What is the minimum version of Node your NPM module requires? You might think it is Node 8 or Node 10 or even Node 6. But in reality you don't know - because the direct or transient NPM dependencies your project uses might require a different higher version, without even declaring it explicitly in the
engines field of their
Recently, we have experienced sudden "bumps" in minimum Node version required for our Cypress NPM package because of chalk and execa dependencies. While we promised supporting Node v8.0.0, due to these dependencies our true minimum Node version turned out to be v8.12.0!
The only reliable way to determine if your project runs on Node 8.0.0 is to run your NPM package on Node 8.0.0. In this blog post I will show how to bundle and transpile your NPM package so it truly runs on Node v8.0.0 or even on Node v6.
Note: you can find the source code at bahmutov/support-node-v6
Let's start a new NPM application that uses
execa to print the list of files. We want to use the latest versions of all the tools, so we are working on Node v12

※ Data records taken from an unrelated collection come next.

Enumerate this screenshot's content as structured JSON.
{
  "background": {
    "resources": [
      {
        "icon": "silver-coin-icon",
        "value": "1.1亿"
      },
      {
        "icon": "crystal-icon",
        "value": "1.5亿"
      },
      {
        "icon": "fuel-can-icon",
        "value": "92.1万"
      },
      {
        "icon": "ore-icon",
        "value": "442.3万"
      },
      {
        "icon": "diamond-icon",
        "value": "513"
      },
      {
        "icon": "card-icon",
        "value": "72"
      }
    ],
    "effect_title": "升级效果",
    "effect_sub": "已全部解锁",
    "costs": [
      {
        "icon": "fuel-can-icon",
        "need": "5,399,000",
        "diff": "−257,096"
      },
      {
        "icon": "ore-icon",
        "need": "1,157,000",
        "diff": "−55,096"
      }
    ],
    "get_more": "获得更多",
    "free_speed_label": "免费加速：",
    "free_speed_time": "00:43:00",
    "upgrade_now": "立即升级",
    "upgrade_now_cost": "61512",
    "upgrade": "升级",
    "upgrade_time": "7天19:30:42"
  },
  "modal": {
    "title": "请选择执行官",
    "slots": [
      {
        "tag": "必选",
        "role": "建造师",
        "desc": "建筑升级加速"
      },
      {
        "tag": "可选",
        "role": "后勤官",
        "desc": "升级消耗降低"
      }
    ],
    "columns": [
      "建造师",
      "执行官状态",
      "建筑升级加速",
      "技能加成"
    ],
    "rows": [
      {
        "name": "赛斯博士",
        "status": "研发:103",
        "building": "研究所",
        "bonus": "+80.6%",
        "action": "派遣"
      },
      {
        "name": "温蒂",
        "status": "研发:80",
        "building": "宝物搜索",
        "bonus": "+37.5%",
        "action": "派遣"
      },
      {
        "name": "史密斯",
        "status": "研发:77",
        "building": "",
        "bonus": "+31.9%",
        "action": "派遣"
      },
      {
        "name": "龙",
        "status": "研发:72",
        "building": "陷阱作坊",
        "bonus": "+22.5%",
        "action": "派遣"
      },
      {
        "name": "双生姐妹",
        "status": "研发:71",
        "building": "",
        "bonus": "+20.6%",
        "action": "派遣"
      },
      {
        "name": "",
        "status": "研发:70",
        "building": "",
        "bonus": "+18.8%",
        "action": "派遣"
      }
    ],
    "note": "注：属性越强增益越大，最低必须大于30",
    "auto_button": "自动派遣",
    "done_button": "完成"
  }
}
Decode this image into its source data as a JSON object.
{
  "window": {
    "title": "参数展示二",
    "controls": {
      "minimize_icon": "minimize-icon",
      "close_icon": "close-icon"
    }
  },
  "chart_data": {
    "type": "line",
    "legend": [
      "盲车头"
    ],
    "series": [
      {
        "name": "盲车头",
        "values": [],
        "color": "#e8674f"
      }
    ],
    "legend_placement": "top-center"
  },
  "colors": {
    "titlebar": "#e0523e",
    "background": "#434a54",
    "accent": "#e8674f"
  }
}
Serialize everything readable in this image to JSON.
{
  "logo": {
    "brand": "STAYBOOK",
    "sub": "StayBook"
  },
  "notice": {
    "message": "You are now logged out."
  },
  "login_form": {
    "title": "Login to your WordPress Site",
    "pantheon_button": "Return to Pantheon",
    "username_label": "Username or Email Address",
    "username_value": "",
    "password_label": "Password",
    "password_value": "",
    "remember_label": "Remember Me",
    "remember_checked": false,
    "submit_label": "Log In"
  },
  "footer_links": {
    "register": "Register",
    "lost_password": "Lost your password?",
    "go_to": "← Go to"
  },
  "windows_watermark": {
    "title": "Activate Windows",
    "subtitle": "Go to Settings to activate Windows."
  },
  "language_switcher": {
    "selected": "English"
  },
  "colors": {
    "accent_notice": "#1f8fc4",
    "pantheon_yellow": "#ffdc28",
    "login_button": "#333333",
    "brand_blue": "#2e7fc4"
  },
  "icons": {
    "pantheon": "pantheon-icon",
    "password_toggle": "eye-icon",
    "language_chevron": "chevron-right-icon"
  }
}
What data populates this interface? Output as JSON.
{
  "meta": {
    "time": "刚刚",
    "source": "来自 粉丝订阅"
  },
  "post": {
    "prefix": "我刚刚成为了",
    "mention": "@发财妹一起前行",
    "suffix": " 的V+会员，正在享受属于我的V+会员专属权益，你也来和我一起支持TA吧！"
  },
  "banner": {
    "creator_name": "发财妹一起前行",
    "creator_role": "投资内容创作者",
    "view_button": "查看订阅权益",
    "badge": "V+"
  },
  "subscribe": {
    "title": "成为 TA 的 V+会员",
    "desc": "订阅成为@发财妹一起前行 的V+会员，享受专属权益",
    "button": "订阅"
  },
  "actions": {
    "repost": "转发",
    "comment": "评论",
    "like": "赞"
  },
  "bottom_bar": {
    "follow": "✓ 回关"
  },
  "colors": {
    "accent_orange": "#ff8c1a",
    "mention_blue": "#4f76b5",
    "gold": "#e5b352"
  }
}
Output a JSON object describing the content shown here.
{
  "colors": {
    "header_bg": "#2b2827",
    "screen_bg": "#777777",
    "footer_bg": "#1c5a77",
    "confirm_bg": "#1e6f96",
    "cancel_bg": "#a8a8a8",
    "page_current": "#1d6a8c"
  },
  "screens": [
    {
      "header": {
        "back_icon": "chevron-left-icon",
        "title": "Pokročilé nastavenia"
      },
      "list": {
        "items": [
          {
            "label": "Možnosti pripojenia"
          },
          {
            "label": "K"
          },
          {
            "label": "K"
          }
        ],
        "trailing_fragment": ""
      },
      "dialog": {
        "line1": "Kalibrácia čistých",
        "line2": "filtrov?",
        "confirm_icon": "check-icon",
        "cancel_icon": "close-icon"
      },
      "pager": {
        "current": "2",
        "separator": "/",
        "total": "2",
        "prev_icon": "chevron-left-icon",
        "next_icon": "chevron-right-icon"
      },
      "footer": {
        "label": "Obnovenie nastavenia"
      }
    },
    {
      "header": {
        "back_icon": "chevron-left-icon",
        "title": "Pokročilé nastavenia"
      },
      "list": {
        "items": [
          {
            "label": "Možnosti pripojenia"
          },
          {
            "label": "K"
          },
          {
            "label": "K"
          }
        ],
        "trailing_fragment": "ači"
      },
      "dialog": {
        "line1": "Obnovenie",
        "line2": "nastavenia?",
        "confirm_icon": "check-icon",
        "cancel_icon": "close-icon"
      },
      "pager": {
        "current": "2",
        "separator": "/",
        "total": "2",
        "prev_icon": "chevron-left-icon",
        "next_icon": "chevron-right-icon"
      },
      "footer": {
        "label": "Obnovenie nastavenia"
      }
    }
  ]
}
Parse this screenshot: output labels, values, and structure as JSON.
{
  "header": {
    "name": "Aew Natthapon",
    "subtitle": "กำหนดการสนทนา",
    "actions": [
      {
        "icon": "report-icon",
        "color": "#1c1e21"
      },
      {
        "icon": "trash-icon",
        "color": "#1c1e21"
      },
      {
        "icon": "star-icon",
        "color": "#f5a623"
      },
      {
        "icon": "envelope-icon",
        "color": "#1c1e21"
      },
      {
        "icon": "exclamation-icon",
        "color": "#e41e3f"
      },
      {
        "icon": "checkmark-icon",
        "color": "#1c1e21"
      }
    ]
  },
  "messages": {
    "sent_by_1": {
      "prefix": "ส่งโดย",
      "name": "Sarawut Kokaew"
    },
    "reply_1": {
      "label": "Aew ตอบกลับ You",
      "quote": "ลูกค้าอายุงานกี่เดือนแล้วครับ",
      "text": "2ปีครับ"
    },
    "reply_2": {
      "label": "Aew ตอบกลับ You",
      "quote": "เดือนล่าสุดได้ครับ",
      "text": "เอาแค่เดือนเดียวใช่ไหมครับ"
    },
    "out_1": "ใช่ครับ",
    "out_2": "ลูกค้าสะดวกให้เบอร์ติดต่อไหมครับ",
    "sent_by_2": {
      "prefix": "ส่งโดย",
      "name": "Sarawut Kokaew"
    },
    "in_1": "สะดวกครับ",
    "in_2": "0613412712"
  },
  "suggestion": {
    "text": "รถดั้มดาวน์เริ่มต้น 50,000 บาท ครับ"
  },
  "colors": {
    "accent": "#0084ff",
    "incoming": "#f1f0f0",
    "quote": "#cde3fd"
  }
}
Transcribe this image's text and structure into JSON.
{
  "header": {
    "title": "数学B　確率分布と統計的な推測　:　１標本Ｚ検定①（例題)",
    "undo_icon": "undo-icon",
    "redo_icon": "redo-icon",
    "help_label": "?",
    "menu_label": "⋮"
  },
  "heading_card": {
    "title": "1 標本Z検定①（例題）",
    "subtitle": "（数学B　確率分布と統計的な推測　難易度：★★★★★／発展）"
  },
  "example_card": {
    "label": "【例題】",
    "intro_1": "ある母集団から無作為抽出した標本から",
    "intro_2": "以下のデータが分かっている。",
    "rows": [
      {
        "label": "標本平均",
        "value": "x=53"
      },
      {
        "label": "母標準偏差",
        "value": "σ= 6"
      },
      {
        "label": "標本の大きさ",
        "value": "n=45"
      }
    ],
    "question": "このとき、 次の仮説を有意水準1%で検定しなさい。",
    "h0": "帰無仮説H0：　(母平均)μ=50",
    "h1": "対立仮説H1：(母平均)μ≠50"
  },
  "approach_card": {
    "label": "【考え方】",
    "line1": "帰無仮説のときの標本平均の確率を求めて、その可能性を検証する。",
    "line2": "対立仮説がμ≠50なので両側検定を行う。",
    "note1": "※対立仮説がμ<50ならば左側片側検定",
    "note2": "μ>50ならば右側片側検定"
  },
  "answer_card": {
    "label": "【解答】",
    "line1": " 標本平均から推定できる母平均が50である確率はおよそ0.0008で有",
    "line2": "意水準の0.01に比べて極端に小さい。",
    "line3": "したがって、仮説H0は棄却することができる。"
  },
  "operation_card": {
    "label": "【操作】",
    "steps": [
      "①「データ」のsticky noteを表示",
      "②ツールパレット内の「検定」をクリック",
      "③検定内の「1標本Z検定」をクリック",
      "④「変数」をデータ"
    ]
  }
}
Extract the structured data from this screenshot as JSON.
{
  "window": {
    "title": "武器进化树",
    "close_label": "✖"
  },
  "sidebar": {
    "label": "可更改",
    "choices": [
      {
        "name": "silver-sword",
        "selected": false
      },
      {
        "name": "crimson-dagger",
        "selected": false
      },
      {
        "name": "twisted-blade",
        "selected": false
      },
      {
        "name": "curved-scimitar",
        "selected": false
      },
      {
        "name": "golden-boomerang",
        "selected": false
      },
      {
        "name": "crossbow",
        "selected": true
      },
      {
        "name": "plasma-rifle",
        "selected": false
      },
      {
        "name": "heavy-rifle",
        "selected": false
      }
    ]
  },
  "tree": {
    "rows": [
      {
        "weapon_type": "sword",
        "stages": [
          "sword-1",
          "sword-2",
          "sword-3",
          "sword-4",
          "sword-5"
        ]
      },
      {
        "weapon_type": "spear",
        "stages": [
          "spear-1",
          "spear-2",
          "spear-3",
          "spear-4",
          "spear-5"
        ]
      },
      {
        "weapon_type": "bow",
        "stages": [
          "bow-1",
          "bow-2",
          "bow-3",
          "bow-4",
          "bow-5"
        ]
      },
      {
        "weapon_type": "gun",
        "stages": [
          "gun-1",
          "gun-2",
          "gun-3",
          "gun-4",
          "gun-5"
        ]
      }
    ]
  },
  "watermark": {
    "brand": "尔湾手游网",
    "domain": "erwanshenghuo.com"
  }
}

~/git/support-node-v6 on master
Here is our application file
const chalk = require('chalk')
The app runs and the colors show up (on Node v12)
Now let's try the same application on Node v6.
chalk uses spread operator, it does not run on Node v6 - and you would need to downgrade to `[email protected]
. But then the same happens withexeca` - it also uses the spread operator!
You would need to downgrade
execa all the way to v1 to get the syntax compatible with Node v6. In the process you just lost soooo many features and fixes from
chalk, it is almost sad.
Let's switch tactics. Instead of searching for an old version of
$ npm i -S chalk execa
We can use
index.js entry using
npm run build script
$ npm run build
The bundle we produced does not run on Node 6 yet.
But the bundle has all dependencies included. We can remove
node_modules folder and run it to prove this.
Now we can transpile this single file to make it work on (almost) any Node version.
I like using TypeScript compiler to transpile code.
This almost works.
The bundle is transpiled - the spread operators in
execa have been replaced, but the bundle still has
Object.entries method that Node v6 does not understand. We can polyfill this method though.
$ npm i -S babel-polyfill
Then require the polyfill from
Let's build and transpile again.
Nice, the latest dependencies do work on Node v6!
Since we only plan to distribute a single bundle, we can generate the intermediate bundle in the
build folder, and run the transpile step post-build.
Specify bundled dependencies
We can see the produced bundle using
npm pack --dry command.
$ npm run build
The zipped archive has size 114 kB, which looks like a lot. But remember, that anyone installing this NPM app should only download this single file, which should be as fast as downloading multiple production dependencies. But we still list
chalk as production dependencies, thus our users will get two copies of them - the second one coming from the
Hmm, NPM understands bundled dependencies list, but this list forces
execa into the TGZ archive twice!
$ npm pack --dry
Thus my advice is to move all production dependencies into
devDependencies - they will be included in the bundle as needed and skip using
Let's make sure the bundled dependencies work. I have created a new NPM package in a different folder and will install and run the above project using Node v6.
typescript can both generate source maps, I could not find a way to connect the two to get the source maps to link an error back to the original source file. If you know how to do this, open a pull request in bahmutov/support-node-v6, please.
Some ES6+ syntax and features cannot be transpiled down, for example if your project requires WeakMaps or Proxies - you are out of luck.
alternative: use Parcel
@zeit/ncc we can use Parcel bundler to bundle code like this: